» Recorded data

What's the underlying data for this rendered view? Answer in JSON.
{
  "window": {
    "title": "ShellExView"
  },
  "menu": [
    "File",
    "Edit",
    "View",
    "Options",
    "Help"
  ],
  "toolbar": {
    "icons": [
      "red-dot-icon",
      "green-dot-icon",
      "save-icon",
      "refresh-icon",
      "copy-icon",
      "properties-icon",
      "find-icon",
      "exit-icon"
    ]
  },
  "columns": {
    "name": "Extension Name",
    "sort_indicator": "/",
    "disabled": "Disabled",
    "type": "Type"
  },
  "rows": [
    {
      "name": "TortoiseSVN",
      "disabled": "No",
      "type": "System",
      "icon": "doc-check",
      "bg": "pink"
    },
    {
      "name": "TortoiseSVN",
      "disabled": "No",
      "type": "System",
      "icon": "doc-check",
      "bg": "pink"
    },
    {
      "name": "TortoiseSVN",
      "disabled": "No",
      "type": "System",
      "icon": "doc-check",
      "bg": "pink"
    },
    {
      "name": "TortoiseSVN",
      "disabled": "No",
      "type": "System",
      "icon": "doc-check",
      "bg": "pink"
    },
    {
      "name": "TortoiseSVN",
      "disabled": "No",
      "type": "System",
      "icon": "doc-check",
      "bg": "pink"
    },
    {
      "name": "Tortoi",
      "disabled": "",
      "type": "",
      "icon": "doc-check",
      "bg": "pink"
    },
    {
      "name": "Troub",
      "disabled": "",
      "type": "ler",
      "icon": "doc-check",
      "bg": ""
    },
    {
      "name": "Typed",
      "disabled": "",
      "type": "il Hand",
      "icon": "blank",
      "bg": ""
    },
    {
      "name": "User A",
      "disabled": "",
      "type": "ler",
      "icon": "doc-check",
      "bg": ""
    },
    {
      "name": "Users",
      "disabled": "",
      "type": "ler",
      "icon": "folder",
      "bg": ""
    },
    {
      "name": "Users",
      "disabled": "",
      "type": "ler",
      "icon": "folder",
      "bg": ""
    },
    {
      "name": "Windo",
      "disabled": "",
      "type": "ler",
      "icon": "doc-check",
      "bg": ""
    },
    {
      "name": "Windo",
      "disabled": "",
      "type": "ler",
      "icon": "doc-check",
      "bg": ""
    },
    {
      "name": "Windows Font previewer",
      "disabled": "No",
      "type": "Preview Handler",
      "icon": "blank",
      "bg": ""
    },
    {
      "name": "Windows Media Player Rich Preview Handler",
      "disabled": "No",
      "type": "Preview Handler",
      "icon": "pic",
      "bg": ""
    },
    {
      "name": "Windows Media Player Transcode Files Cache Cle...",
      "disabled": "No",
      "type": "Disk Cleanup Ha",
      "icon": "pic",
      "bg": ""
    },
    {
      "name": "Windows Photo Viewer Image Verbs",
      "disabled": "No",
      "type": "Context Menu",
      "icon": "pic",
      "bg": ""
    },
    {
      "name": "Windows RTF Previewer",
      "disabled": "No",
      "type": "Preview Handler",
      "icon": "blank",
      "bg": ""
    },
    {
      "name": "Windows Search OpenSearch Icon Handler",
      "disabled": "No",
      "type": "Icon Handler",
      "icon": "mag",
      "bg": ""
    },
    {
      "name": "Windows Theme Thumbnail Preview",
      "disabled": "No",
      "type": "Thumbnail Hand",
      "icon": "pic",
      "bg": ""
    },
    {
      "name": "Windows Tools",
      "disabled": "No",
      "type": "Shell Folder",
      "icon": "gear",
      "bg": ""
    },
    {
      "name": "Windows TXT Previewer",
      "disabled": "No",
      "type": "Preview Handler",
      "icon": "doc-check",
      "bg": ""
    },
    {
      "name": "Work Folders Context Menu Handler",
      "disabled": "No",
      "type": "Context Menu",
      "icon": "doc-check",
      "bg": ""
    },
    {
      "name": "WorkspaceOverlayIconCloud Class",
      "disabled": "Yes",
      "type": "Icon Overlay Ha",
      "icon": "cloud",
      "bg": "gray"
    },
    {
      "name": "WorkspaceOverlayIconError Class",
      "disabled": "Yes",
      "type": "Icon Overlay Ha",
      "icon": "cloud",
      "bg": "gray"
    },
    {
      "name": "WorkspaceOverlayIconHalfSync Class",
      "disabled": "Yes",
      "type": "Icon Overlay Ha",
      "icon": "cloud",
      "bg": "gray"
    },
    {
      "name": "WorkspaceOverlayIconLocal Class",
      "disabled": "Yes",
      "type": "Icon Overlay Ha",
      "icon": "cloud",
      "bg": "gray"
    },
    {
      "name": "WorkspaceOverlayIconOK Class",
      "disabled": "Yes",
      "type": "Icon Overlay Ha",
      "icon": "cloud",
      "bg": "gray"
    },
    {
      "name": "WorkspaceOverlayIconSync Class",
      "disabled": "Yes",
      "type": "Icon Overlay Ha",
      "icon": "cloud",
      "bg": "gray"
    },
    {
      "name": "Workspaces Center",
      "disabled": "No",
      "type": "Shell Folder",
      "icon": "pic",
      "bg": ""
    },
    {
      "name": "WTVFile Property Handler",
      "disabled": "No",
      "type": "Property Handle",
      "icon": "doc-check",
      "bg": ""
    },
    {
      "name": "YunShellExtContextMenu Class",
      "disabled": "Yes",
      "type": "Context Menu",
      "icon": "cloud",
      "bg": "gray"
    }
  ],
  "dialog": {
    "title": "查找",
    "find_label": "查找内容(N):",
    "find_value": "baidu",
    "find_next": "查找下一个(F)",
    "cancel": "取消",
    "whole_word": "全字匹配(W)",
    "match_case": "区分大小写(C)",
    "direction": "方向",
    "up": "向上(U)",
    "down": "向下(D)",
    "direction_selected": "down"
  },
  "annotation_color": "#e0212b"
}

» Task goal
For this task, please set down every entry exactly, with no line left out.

» Your solution
What's the underlying data for this rendered view? Answer in JSON.
{
  "window": {
    "title": "ShellExView"
  },
  "menu": [
    "File",
    "Edit",
    "View",
    "Options",
    "Help"
  ],
  "toolbar": {
    "icons": [
      "red-dot-icon",
      "green-dot-icon",
      "save-icon",
      "refresh-icon",
      "copy-icon",
      "properties-icon",
      "find-icon",
      "exit-icon"
    ]
  },
  "columns": {
    "name": "Extension Name",
    "sort_indicator": "/",
    "disabled": "Disabled",
    "type": "Type"
  },
  "rows": [
    {
      "name": "TortoiseSVN",
      "disabled": "No",
      "type": "System",
      "icon": "doc-check",
      "bg": "pink"
    },
    {
      "name": "TortoiseSVN",
      "disabled": "No",
      "type": "System",
      "icon": "doc-check",
      "bg": "pink"
    },
    {
      "name": "TortoiseSVN",
      "disabled": "No",
      "type": "System",
      "icon": "doc-check",
      "bg": "pink"
    },
    {
      "name": "TortoiseSVN",
      "disabled": "No",
      "type": "System",
      "icon": "doc-check",
      "bg": "pink"
    },
    {
      "name": "TortoiseSVN",
      "disabled": "No",
      "type": "System",
      "icon": "doc-check",
      "bg": "pink"
    },
    {
      "name": "Tortoi",
      "disabled": "",
      "type": "",
      "icon": "doc-check",
      "bg": "pink"
    },
    {
      "name": "Troub",
      "disabled": "",
      "type": "ler",
      "icon": "doc-check",
      "bg": ""
    },
    {
      "name": "Typed",
      "disabled": "",
      "type": "il Hand",
      "icon": "blank",
      "bg": ""
    },
    {
      "name": "User A",
      "disabled": "",
      "type": "ler",
      "icon": "doc-check",
      "bg": ""
    },
    {
      "name": "Users",
      "disabled": "",
      "type": "ler",
      "icon": "folder",
      "bg": ""
    },
    {
      "name": "Users",
      "disabled": "",
      "type": "ler",
      "icon": "folder",
      "bg": ""
    },
    {
      "name": "Windo",
      "disabled": "",
      "type": "ler",
      "icon": "doc-check",
      "bg": ""
    },
    {
      "name": "Windo",
      "disabled": "",
      "type": "ler",
      "icon": "doc-check",
      "bg": ""
    },
    {
      "name": "Windows Font previewer",
      "disabled": "No",
      "type": "Preview Handler",
      "icon": "blank",
      "bg": ""
    },
    {
      "name": "Windows Media Player Rich Preview Handler",
      "disabled": "No",
      "type": "Preview Handler",
      "icon": "pic",
      "bg": ""
    },
    {
      "name": "Windows Media Player Transcode Files Cache Cle...",
      "disabled": "No",
      "type": "Disk Cleanup Ha",
      "icon": "pic",
      "bg": ""
    },
    {
      "name": "Windows Photo Viewer Image Verbs",
      "disabled": "No",
      "type": "Context Menu",
      "icon": "pic",
      "bg": ""
    },
    {
      "name": "Windows RTF Previewer",
      "disabled": "No",
      "type": "Preview Handler",
      "icon": "blank",
      "bg": ""
    },
    {
      "name": "Windows Search OpenSearch Icon Handler",
      "disabled": "No",
      "type": "Icon Handler",
      "icon": "mag",
      "bg": ""
    },
    {
      "name": "Windows Theme Thumbnail Preview",
      "disabled": "No",
      "type": "Thumbnail Hand",
      "icon": "pic",
      "bg": ""
    },
    {
      "name": "Windows Tools",
      "disabled": "No",
      "type": "Shell Folder",
      "icon": "gear",
      "bg": ""
    },
    {
      "name": "Windows TXT Previewer",
      "disabled": "No",
      "type": "Preview Handler",
      "icon": "doc-check",
      "bg": ""
    },
    {
      "name": "Work Folders Context Menu Handler",
      "disabled": "No",
      "type": "Context Menu",
      "icon": "doc-check",
      "bg": ""
    },
    {
      "name": "WorkspaceOverlayIconCloud Class",
      "disabled": "Yes",
      "type": "Icon Overlay Ha",
      "icon": "cloud",
      "bg": "gray"
    },
    {
      "name": "WorkspaceOverlayIconError Class",
      "disabled": "Yes",
      "type": "Icon Overlay Ha",
      "icon": "cloud",
      "bg": "gray"
    },
    {
      "name": "WorkspaceOverlayIconHalfSync Class",
      "disabled": "Yes",
      "type": "Icon Overlay Ha",
      "icon": "cloud",
      "bg": "gray"
    },
    {
      "name": "WorkspaceOverlayIconLocal Class",
      "disabled": "Yes",
      "type": "Icon Overlay Ha",
      "icon": "cloud",
      "bg": "gray"
    },
    {
      "name": "WorkspaceOverlayIconOK Class",
      "disabled": "Yes",
      "type": "Icon Overlay Ha",
      "icon": "cloud",
      "bg": "gray"
    },
    {
      "name": "WorkspaceOverlayIconSync Class",
      "disabled": "Yes",
      "type": "Icon Overlay Ha",
      "icon": "cloud",
      "bg": "gray"
    },
    {
      "name": "Workspaces Center",
      "disabled": "No",
      "type": "Shell Folder",
      "icon": "pic",
      "bg": ""
    },
    {
      "name": "WTVFile Property Handler",
      "disabled": "No",
      "type": "Property Handle",
      "icon": "doc-check",
      "bg": ""
    },
    {
      "name": "YunShellExtContextMenu Class",
      "disabled": "Yes",
      "type": "Context Menu",
      "icon": "cloud",
      "bg": "gray"
    }
  ],
  "dialog": {
    "title": "查找",
    "find_label": "查找内容(N):",
    "find_value": "baidu",
    "find_next": "查找下一个(F)",
    "cancel": "取消",
    "whole_word": "全字匹配(W)",
    "match_case": "区分大小写(C)",
    "direction": "方向",
    "up": "向上(U)",
    "down": "向下(D)",
    "direction_selected": "down"
  },
  "annotation_color": "#e0212b"
}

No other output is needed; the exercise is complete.